Most of what I’ve posted so far has been about the majoritarian South Lake Union: the one that Vulcan is advertising, the one the city is discussing rezoning for taller buildings, etc. However, we all know the minor SLU — Cascade, even — still exists, and I just came across this excellent account of it from the last day of 2008, by Jack Golightly:
A DAY IN THE LIFE OF KERNER-SCOTT HOUSE
by Jack Golightly
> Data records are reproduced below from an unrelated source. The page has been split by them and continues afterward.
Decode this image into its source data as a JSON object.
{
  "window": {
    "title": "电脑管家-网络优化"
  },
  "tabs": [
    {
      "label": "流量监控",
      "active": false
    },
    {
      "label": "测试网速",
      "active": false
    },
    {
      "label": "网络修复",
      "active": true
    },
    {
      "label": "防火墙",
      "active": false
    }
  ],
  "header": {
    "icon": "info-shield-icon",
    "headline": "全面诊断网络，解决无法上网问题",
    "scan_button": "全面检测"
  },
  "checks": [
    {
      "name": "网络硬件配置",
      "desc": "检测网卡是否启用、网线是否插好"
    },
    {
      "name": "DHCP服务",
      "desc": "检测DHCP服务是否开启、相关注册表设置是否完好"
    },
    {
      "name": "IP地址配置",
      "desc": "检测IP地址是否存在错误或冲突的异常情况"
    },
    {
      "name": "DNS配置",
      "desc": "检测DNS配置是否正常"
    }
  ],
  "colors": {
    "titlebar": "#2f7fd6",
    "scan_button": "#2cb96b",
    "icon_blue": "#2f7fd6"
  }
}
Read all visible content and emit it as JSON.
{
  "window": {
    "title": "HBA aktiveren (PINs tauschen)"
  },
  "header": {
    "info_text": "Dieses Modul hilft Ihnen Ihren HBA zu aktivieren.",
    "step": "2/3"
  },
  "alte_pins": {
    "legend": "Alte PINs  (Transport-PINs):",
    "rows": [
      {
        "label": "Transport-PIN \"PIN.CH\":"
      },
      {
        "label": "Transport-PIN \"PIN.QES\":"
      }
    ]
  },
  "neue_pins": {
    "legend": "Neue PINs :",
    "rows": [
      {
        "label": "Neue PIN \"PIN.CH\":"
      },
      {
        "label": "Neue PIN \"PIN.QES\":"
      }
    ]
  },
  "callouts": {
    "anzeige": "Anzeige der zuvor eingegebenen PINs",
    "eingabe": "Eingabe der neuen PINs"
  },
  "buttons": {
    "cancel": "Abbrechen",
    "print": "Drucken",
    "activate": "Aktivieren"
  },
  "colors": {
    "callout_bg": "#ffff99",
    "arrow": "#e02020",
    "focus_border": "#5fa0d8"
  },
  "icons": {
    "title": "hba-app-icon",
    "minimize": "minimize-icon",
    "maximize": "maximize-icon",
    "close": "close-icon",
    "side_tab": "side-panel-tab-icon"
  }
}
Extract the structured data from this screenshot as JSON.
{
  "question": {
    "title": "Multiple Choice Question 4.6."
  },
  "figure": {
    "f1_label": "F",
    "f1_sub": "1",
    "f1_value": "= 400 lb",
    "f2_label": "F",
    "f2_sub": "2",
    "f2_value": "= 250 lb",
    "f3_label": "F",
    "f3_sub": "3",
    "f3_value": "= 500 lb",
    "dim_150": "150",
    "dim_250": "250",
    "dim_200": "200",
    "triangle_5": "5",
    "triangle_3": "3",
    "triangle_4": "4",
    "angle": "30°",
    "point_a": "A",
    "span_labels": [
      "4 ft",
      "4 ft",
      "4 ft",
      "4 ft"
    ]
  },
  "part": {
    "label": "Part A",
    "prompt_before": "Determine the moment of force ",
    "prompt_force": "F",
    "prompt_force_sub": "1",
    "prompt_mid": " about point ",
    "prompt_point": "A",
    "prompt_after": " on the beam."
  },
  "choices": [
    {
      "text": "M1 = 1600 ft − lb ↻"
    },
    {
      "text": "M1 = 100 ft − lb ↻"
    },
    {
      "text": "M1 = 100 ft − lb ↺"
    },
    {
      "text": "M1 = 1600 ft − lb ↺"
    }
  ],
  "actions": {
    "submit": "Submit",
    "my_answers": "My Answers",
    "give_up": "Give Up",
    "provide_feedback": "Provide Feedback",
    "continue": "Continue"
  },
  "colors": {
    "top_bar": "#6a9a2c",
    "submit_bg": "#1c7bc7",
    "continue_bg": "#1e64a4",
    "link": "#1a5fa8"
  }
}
The sun slowly creeps over the parking lot and leaks onto the patio. Sleepy shelter women get up, some with complaint, some without. Lights are turned on. Smells of bacon and eggs waft around the building while the night shift RCs [Residential Counselors] make coffee. Yesterday there was only cold cereal for breakfast. Women procrastinate getting on the van for the ride back downtown to Angeline’s. Day shift arrives and things get jovial. The TV comes on; a resident plants flowers outside; plans are made behind the scenes to strategize and move in an unsuspecting outreach client. Music is played. Jokes are made. Cooking tests are performed. Toilets are plugged. Residents are congratulated on coming to staff before the flood takes over the front office. Toilets are unplugged. Floors are cleaned. Front desk staff say hey to everyone. The room is bright. The sun warms people up till the swing shift rolls in and things get different-busy. The community room is transformed into a dinner area. Walker, Texas Ranger is turned off in lieu of the X-Files. Residents bring strange things through the door to decorate their apartments. Beer gets dumped out. Someone unsuccessfully sneaks up the elevator. The fire alarm goes off. Someone was drying their clothes in the oven again. Someone gets a lesson about using the dryer. Dinner is served. The shelter is opened again. Residents file around getting meds and joking with the RCs. The van is driven downtown to pick up tonight’s shelter guests. The van’s light is out. A work order regarding the van’s light is filed, and hey, since we’re at it, the van is also out of windshield washer fluid. On the way back from the Women’s [Shelter] Referral Center with 12 or so ladies the radio is on. Someone sings. Someone opens the window. Someone says something bizarre and the driver smiles quietly. The women roll out the door. The women enter the shelter and find their beds. Linens fly around in organized confusion. There’s leftover juice in the community room, hey, and Soul Train comes on at midnight. A few residents hang in the office listening to music with the RCs. A would-be illegal entrant is un-snuck out of the building. Lights go off in the shelter. The RCs are sorry that people snore next to you but try to ignore it. Night owls are out talking, relaxing in the office and the smoking room. Smokes are given out due to the good mood. Scrabble is played at the corner table. Night shift rolls in. They monitor the peace, talk to the insomniacs, get ready to make breakfast and watch the place. It is secure. A mini-counseling session breaks out in the office with the relapsed clean and sober resident. Community abounds. The sun slowly creeps over the parking lot. Repeat.